Giant on the move
Is there a place for soccer at the Olympics?
Kaka’s dream of helping Brazil win their first Olympic gold medal in soccer has been scuppered by his club AC Milan, who have announced that they will not allow him to play in the tournament in August.
“He is already part of the Brazil national side.
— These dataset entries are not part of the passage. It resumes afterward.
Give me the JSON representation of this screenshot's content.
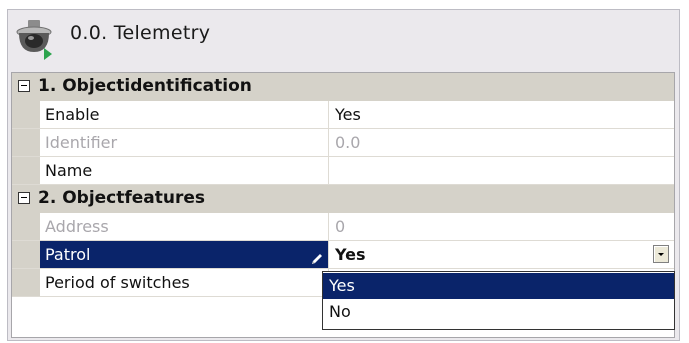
{
  "header": {
    "title": "0.0. Telemetry",
    "icon": "dome-camera-icon"
  },
  "categories": [
    {
      "label": "1. Objectidentification",
      "properties": [
        {
          "name": "Enable",
          "value": "Yes",
          "enabled": true
        },
        {
          "name": "Identifier",
          "value": "0.0",
          "enabled": false
        },
        {
          "name": "Name",
          "value": "",
          "enabled": true
        }
      ]
    },
    {
      "label": "2. Objectfeatures",
      "properties": [
        {
          "name": "Address",
          "value": "0",
          "enabled": false
        },
        {
          "name": "Patrol",
          "value": "Yes",
          "enabled": true,
          "selected": true
        },
        {
          "name": "Period of switches",
          "value": "",
          "enabled": true
        }
      ]
    }
  ],
  "dropdown": {
    "options": [
      "Yes",
      "No"
    ],
    "highlighted": "Yes"
  },
  "colors": {
    "selection": "#0a246a",
    "category_bg": "#d5d2c9",
    "panel_bg": "#ebe9ed"
  }
}
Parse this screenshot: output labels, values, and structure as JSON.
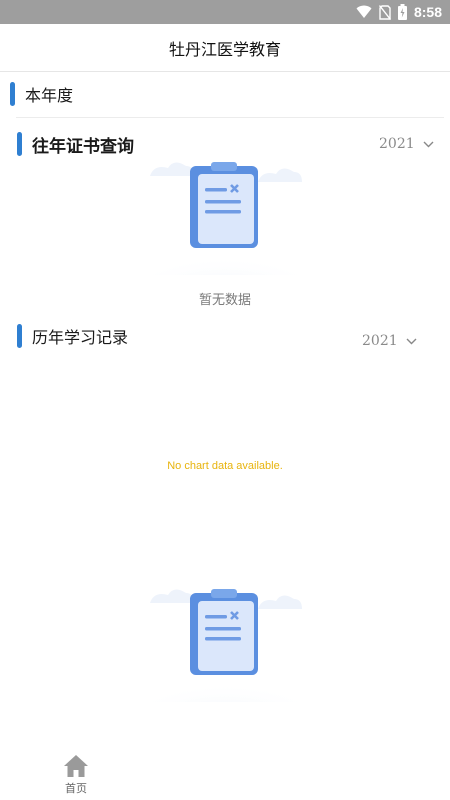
{
  "status_bar": {
    "time": "8:58",
    "icons": [
      "wifi-icon",
      "no-sim-icon",
      "battery-icon"
    ]
  },
  "header": {
    "title": "牡丹江医学教育"
  },
  "sections": {
    "current_year": {
      "title": "本年度"
    },
    "certificates": {
      "title": "往年证书查询",
      "year": "2021",
      "empty_text": "暂无数据"
    },
    "study_records": {
      "title": "历年学习记录",
      "year": "2021",
      "chart_message": "No chart data available."
    }
  },
  "tab_bar": {
    "items": [
      {
        "label": "首页",
        "icon": "home-icon"
      }
    ]
  },
  "colors": {
    "accent": "#2f7fd1",
    "chart_message": "#e8b40e",
    "status_bar": "#9e9e9e"
  }
}
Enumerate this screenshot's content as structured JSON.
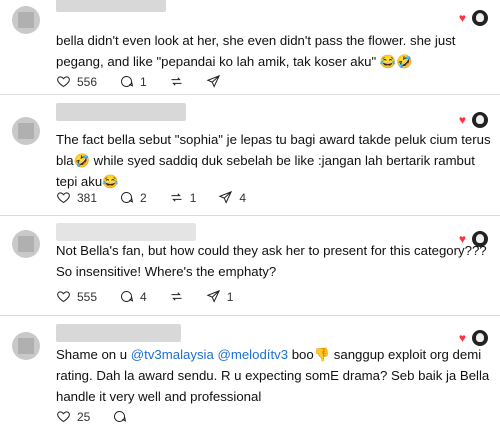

The club does not think it is right for Kaka to also be involved in official matches for Brazil’s Olympic team,” the Italian club said in a statement.
The Olympic tournament is restricted to under-23 teams but Kaka, 26, had been hoping to take part under a rule which allows each side to field upto three over-age players.
Brazil’s eagerness for Kaka to play shows how seriously Olympic soccer is taken in Latin America.
The Brazilians, five-times winners of FIFA’s World Cup, are so determined to break their duck that Dunga, coach of the senior side, will be in charge of the team in Beijing as well.
He could lose both jobs if he fails.
Hugo Sanchez has already been fired as Mexico’s senior coach this year after he took charge of the Olympic team and they failed to qualify for Beijing.
For most of the world, however, Olympic soccer is an exotic sideshow, which is full of anomalies and sits uncomfortably at the Games.
Until 1980, the Olympic tournament was officially amateur but, in the period after the Second World War, Eastern Europe countries fielded their strongest national teams under the allegation that their top players were not professionals.
The present format, which has been in use since 1992, appears to have found some acceptance and there have certainly been some high spots, notably when Nigeria beat Brazil and Argentina to win gold in 1996 and Iraq’s remarkable run to the semi-finals at the last Games.
Unhappy Kaka by Chris Helgren. Carlos Tevez with his gold medal from the Athens Olympics by Marcos Brindicci.